As a lifelong athlete, Rebekah Weimer knows the ins and outs of the sports world – and now, she has an even deeper understanding. This month, Weimer will earn her master’s degree in kinesiology, with an emphasis in sport psychology. Along with that hard-earned degree and perfect 4.0 GPA is her distinction as a graduate dean’s medalist for the College of Health and Human Services.
“This whole process has been so surreal,” Weimer said of her recognition. “I am very honored and touched by this whole experience.”
Weimer, a Fresno native, began her higher education journey at U.C. Davis, where she earned her bachelor’s degree in psychology, with a minor in human development. She returned home to Fresno to pursue graduate school after learning about the Department of Kinesiology’s sport psychology program. She said the intricacies of the program, combined with her knowledge in psychology and cognitive science, is what attracted her to Fresno State.
She began the graduate program in fall 2019 right before courses went virtual due to the COVID-19 pandemic. While collecting data for her thesis and conducting her study, Weimer was forced to shift gears many times, utilizing intervention sessions via zoom.
“We explored this format for a bit, which was not ideal, and I had to push my data collection back by two months, but once I was able to get back on the field, it was so exciting,” Weimer said. “I was finally able to work with these great athletes and conduct the research I’ve been wanting to do this whole time. We had to be flexible, but persistent.”
Weimer’s passion for athletics and experience as a student-athlete, led to her case study, which involved teaching mental skills to a community college soccer team. In her study, Weimer investigated the extent to which the athletes could learn specific mental skills while training and during a specific performance (in this case, juggling).
To facilitate this process, Weimer developed a multi-skill intervention emphasizing goal setting, self-talk and imagery. Weimer presented her thesis at the Central California Research Symposium at Fresno State and represented the University at the CSU Student Research Competition. She hopes to present her thesis at the Association for Applied Sport Psychology annual conference in October of 2022.
Next up on Weimer’s long list of goals is becoming a certified mental performance consultant, which requires 400 supervised consulting hours. To get started on this endeavor, Weimer joined a weekly sport psychology consulting group, organized by Dr. Jenelle Gilbert, professor in the Department of Kinesiology and Weimer’s thesis chair.
Through that experience, Weimer worked closely with a youth soccer athlete, as well as two different collegiate sports teams at Fresno State, in addition to individual athletes. As their consultant, she helped the teams advance their mental performance, while paying close attention to clinical issues, such as anxiety and depression – both issues prevalent among athletes.
“As a former student-athlete, I understand the stress coaches put on athletes and also the stress athletes put on themselves,” Weimer said. “While I was a collegiate student-athlete, I wished I had a mental health advocate or sport psychologist to guide me through that. I think as an outsider looking in, you see student-athletes and think they have it all figured out, but in my experience, they put a lot of pressure on themselves because of the many expectations placed on them.”
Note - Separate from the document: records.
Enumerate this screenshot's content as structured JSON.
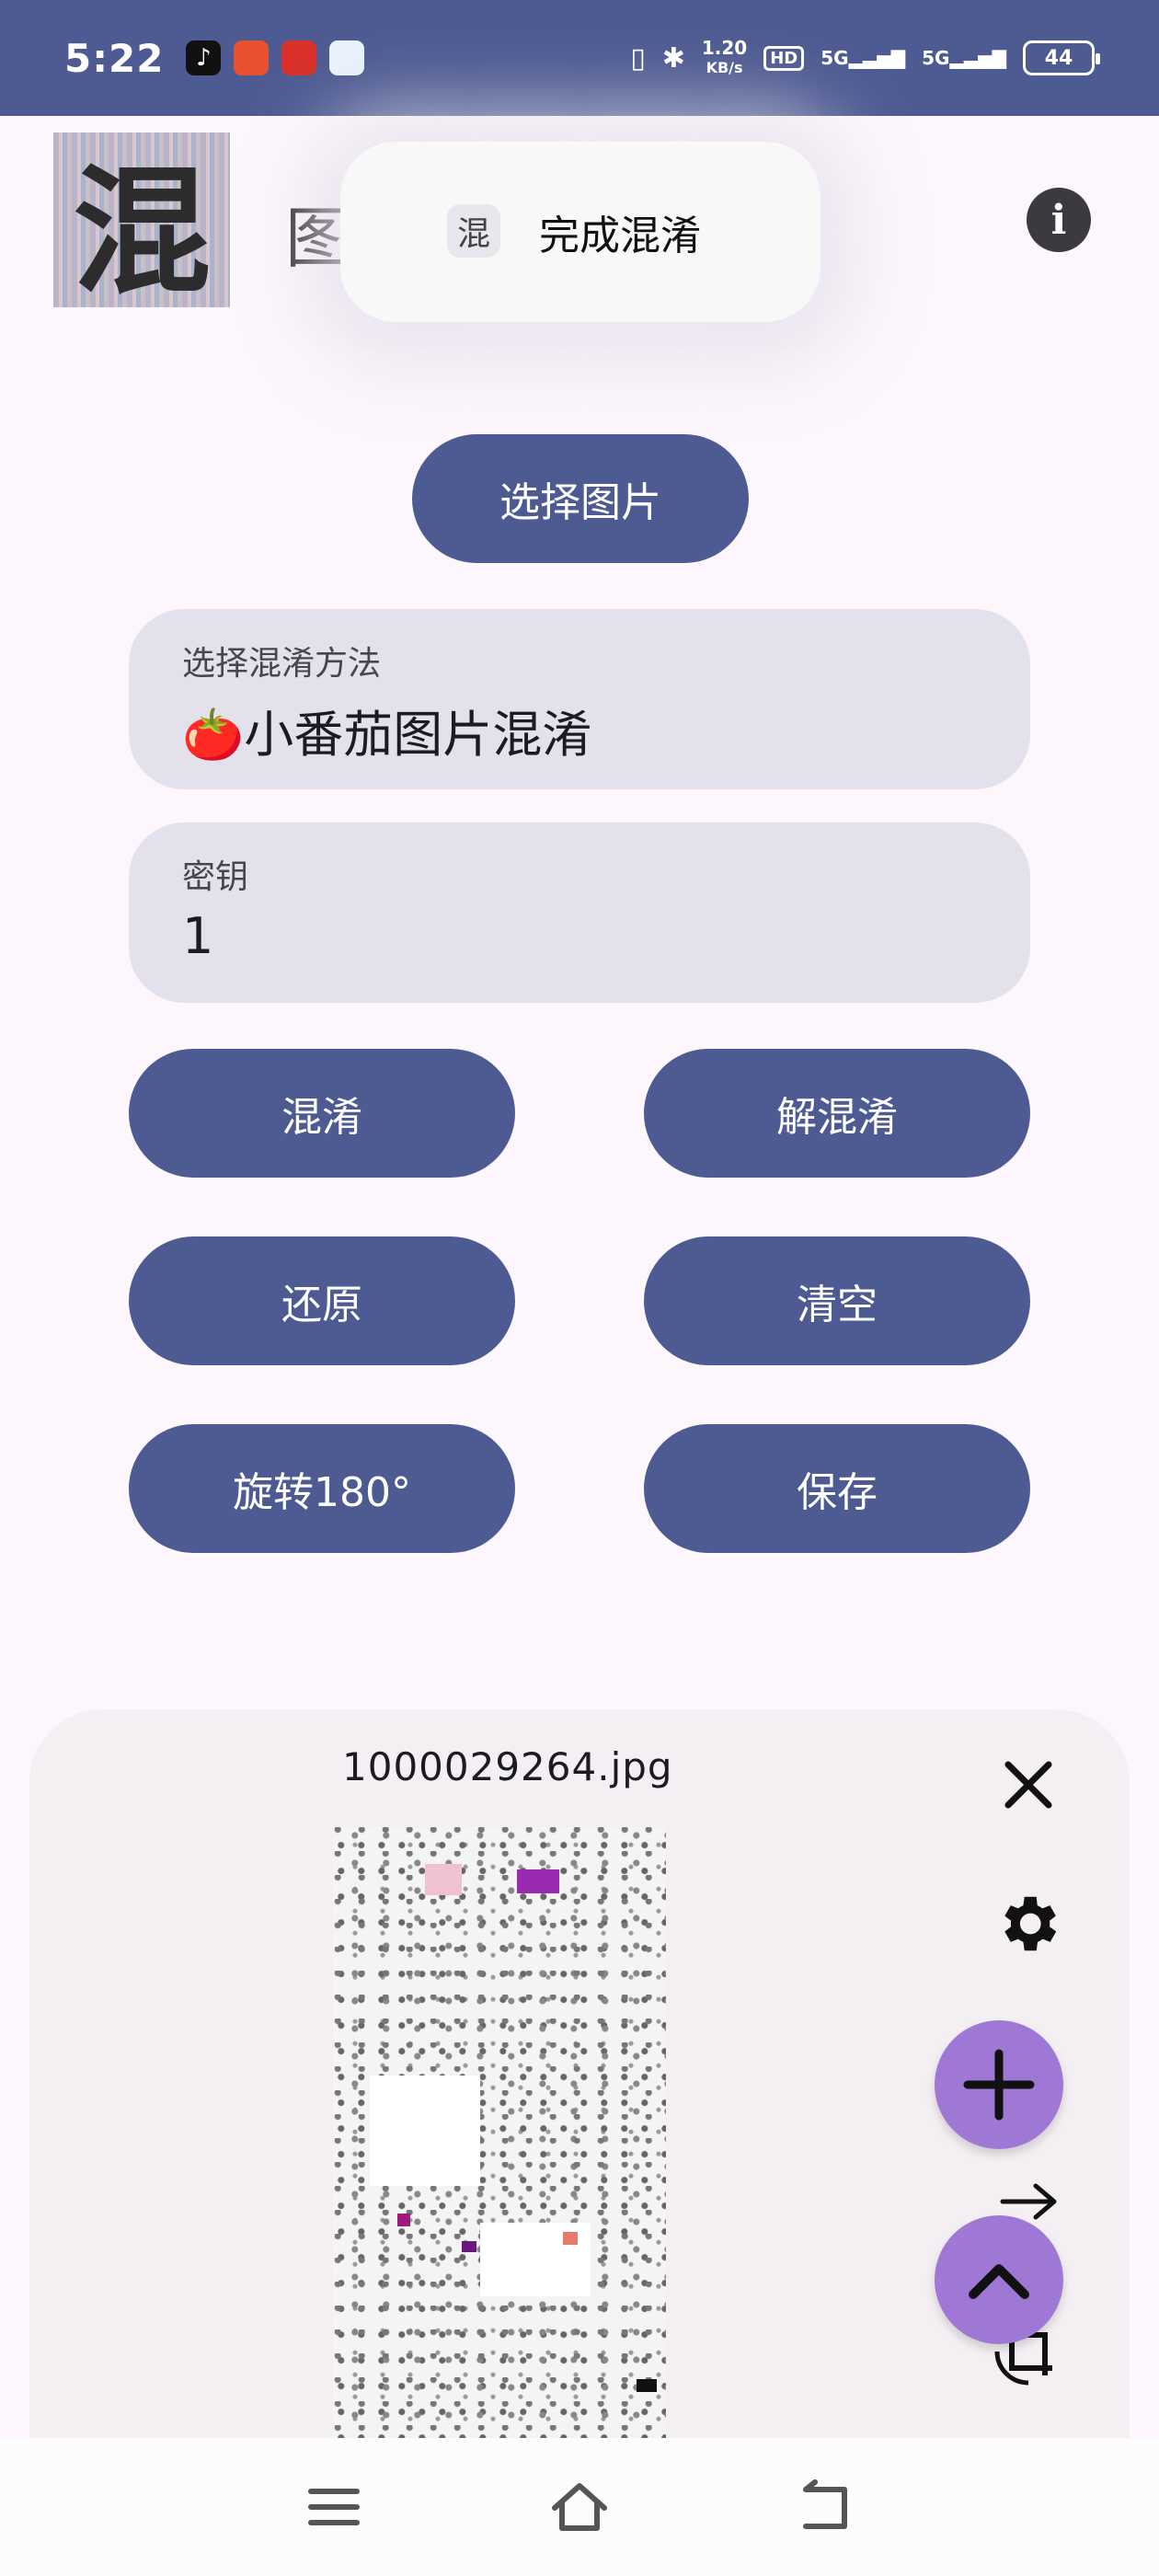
{
  "status_bar": {
    "time": "5:22",
    "net_speed_value": "1.20",
    "net_speed_unit": "KB/s",
    "hd_label": "HD",
    "signal_1": "5G",
    "signal_2": "5G",
    "battery": "44",
    "app_icons": [
      "tiktok-icon",
      "app-icon-red",
      "app-icon-red-2",
      "app-icon-blue"
    ],
    "bg_color": "#4e5b92"
  },
  "header": {
    "logo_char": "混",
    "title": "图",
    "info_icon": "info-icon"
  },
  "toast": {
    "icon_char": "混",
    "text": "完成混淆"
  },
  "actions": {
    "select_image": "选择图片",
    "obfuscate": "混淆",
    "deobfuscate": "解混淆",
    "restore": "还原",
    "clear": "清空",
    "rotate": "旋转180°",
    "save": "保存"
  },
  "method_field": {
    "label": "选择混淆方法",
    "value": "🍅小番茄图片混淆"
  },
  "key_field": {
    "label": "密钥",
    "value": "1"
  },
  "preview_sheet": {
    "file_name": "1000029264.jpg",
    "close_icon": "close-icon",
    "settings_icon": "gear-icon",
    "add_icon": "plus-icon",
    "arrow_icon": "arrow-right-icon",
    "collapse_icon": "chevron-up-icon",
    "crop_rotate_icon": "crop-rotate-icon"
  },
  "nav_bar": {
    "icons": [
      "menu-icon",
      "home-icon",
      "back-icon"
    ]
  },
  "colors": {
    "primary": "#4e5b92",
    "fab": "#9e78d4",
    "field_bg": "#e3e1eb",
    "background": "#fdf7fd"
  }
}
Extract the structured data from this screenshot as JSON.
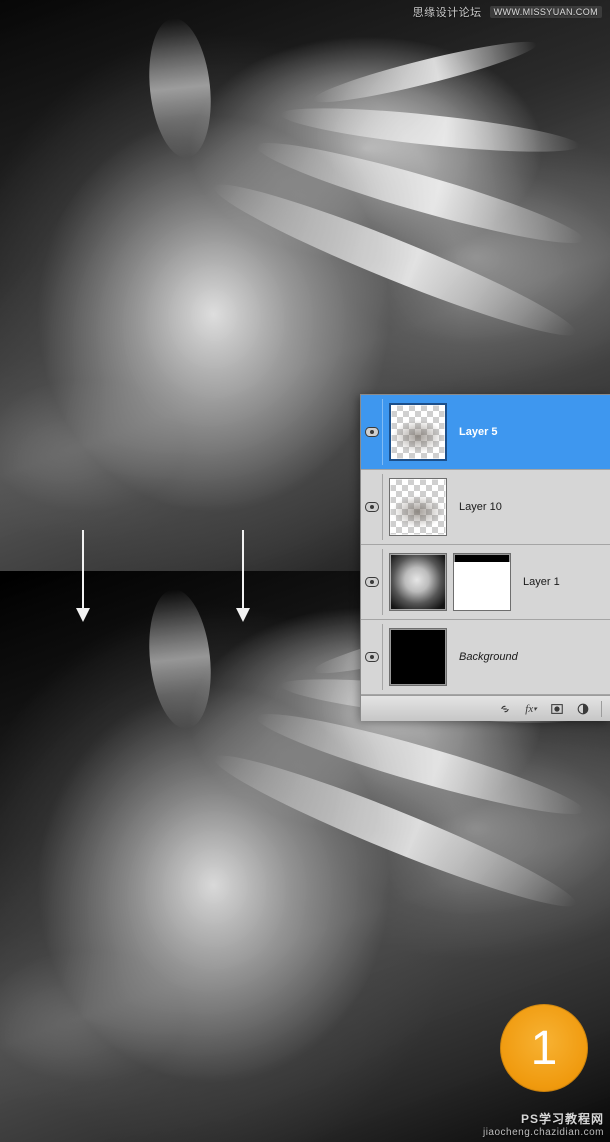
{
  "watermark_top": {
    "text": "思缘设计论坛",
    "url": "WWW.MISSYUAN.COM"
  },
  "watermark_bottom": {
    "line1": "PS学习教程网",
    "line2": "jiaocheng.chazidian.com"
  },
  "step": {
    "number": "1"
  },
  "layers_panel": {
    "layers": [
      {
        "name": "Layer 5",
        "selected": true,
        "visible": true,
        "thumb": "checker",
        "mask": null
      },
      {
        "name": "Layer 10",
        "selected": false,
        "visible": true,
        "thumb": "checker",
        "mask": null
      },
      {
        "name": "Layer 1",
        "selected": false,
        "visible": true,
        "thumb": "dark",
        "mask": "mask"
      },
      {
        "name": "Background",
        "selected": false,
        "visible": true,
        "thumb": "black",
        "mask": null,
        "italic": true
      }
    ],
    "footer_icons": [
      "link-icon",
      "fx-icon",
      "mask-icon",
      "adjustment-icon",
      "group-icon"
    ]
  }
}
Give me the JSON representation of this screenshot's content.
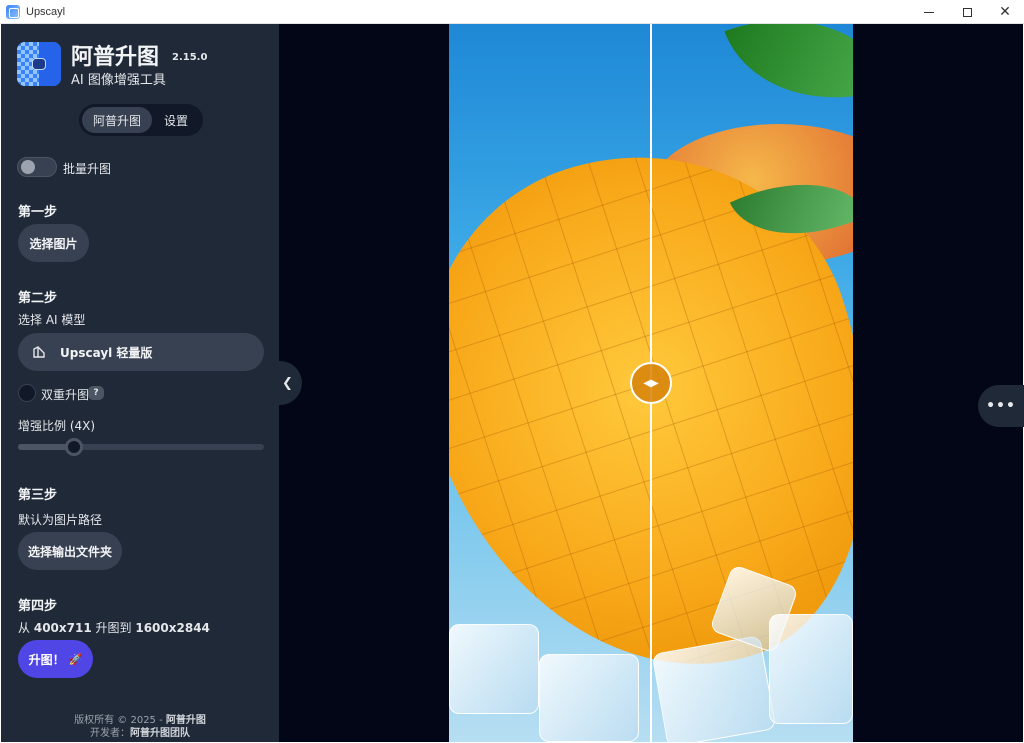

Weimer’s future in the field is already exemplary, according to Gilbert.
“Rebekah displays empathy and challenges the athletes to reflect on their mental game and how they can improve” Gilbert said. “She is professional, attentive to details, and makes the people with whom she is working very comfortable.”
In addition to her consulting work with Fresno State Athletics, Weimer was also involved with the campus in other ways. She served as a teaching assistant for two Kinesiology Activity Courses, in elementary strength training and soccer, and also works for Fresno State Student Housing as its resident director, where she ensures a safe and secure environment for her fellow students.
Weimer’s connection to Fresno State spans multiple generations. Her parents also graduated from the University and even met in the housing unit right next to where Weimer currently resides.
“I’ve grown up gravitating towards becoming a bulldog and attending Fresno State athletic games,” Weimer said. “So to now assist student-athletes as a graduate student has been really amazing. It’s a full circle moment.”
A lifelong learner, Weimer intends to continue her studies by pursuing a second master’s degree in clinical rehabilitation and mental health counseling at Fresno State, with the ultimate goal of utilizing her knowledge and expertise to continue helping athletes in mind, body and spirit.
Of her future career, Weimer has brief, but wise, words:
“If you find something you’re passionate about, you should go for it.”
Rebekah Weimer was selected as the College of Health and Human Services’ Graduate Dean’s Medalist and is a candidate for the University Graduate Medalist award, which is the highest honor the University presents to a graduate student. The University Graduate Medalist is selected from the nine graduate Dean’s Medalists who represent the academic colleges and schools and the Division of Student Affairs. The awardee will be announced May 19, 2022.